RECORDED INFORMATION:
*** Block opens ***

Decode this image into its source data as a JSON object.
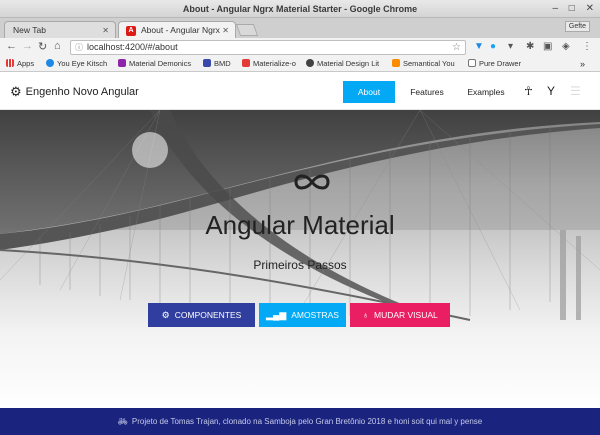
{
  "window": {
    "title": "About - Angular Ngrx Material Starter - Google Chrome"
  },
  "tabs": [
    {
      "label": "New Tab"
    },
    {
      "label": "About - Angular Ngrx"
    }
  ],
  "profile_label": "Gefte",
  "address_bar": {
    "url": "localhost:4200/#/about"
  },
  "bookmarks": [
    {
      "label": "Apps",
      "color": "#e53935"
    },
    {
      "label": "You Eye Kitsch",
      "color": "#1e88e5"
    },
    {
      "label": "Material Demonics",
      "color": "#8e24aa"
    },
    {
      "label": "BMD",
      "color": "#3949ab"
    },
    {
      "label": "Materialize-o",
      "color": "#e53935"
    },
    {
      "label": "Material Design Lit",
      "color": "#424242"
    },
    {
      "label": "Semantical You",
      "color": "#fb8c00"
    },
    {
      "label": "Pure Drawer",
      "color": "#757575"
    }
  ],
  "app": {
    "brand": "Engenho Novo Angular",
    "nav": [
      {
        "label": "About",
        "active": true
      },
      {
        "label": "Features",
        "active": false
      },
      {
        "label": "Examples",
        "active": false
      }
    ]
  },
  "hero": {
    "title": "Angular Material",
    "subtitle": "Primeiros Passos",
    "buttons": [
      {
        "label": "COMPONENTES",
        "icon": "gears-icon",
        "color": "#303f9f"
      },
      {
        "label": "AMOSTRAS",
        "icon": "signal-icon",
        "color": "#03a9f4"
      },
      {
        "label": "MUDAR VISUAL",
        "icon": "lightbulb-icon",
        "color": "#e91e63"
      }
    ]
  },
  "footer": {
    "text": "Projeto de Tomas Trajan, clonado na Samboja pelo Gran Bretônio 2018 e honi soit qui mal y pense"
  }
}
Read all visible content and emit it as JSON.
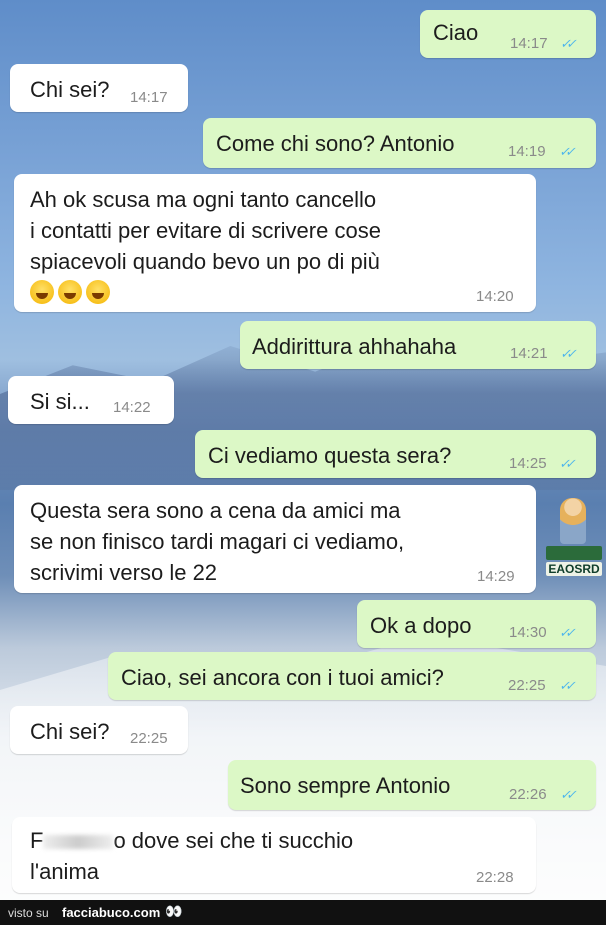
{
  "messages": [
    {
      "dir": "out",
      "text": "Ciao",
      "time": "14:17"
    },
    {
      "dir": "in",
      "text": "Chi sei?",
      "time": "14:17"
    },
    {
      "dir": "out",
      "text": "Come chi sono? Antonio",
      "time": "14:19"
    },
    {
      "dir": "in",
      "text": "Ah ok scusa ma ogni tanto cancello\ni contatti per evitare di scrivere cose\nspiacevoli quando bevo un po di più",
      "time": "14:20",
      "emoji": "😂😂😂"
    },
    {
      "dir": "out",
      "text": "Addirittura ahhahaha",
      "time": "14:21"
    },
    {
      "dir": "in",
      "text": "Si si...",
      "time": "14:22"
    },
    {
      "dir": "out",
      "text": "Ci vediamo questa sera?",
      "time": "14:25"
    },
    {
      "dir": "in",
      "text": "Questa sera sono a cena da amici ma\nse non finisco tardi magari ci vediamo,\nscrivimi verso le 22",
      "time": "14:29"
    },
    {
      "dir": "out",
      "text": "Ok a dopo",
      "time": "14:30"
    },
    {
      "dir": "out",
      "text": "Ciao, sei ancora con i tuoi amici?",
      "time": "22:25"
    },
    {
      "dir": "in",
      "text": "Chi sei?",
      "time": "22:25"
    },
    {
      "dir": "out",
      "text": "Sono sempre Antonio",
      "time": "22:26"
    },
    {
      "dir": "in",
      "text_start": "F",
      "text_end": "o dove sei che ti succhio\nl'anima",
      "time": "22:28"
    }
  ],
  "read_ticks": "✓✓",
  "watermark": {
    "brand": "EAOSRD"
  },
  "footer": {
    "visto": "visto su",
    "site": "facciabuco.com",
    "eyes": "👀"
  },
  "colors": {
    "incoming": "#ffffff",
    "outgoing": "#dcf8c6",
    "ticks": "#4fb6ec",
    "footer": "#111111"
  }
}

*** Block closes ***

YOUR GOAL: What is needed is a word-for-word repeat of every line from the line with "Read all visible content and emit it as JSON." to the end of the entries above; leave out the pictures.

TASK SOLUTION:
Read all visible content and emit it as JSON.
{
  "messages": [
    {
      "dir": "out",
      "text": "Ciao",
      "time": "14:17"
    },
    {
      "dir": "in",
      "text": "Chi sei?",
      "time": "14:17"
    },
    {
      "dir": "out",
      "text": "Come chi sono? Antonio",
      "time": "14:19"
    },
    {
      "dir": "in",
      "text": "Ah ok scusa ma ogni tanto cancello\ni contatti per evitare di scrivere cose\nspiacevoli quando bevo un po di più",
      "time": "14:20",
      "emoji": "😂😂😂"
    },
    {
      "dir": "out",
      "text": "Addirittura ahhahaha",
      "time": "14:21"
    },
    {
      "dir": "in",
      "text": "Si si...",
      "time": "14:22"
    },
    {
      "dir": "out",
      "text": "Ci vediamo questa sera?",
      "time": "14:25"
    },
    {
      "dir": "in",
      "text": "Questa sera sono a cena da amici ma\nse non finisco tardi magari ci vediamo,\nscrivimi verso le 22",
      "time": "14:29"
    },
    {
      "dir": "out",
      "text": "Ok a dopo",
      "time": "14:30"
    },
    {
      "dir": "out",
      "text": "Ciao, sei ancora con i tuoi amici?",
      "time": "22:25"
    },
    {
      "dir": "in",
      "text": "Chi sei?",
      "time": "22:25"
    },
    {
      "dir": "out",
      "text": "Sono sempre Antonio",
      "time": "22:26"
    },
    {
      "dir": "in",
      "text_start": "F",
      "text_end": "o dove sei che ti succhio\nl'anima",
      "time": "22:28"
    }
  ],
  "read_ticks": "✓✓",
  "watermark": {
    "brand": "EAOSRD"
  },
  "footer": {
    "visto": "visto su",
    "site": "facciabuco.com",
    "eyes": "👀"
  },
  "colors": {
    "incoming": "#ffffff",
    "outgoing": "#dcf8c6",
    "ticks": "#4fb6ec",
    "footer": "#111111"
  }
}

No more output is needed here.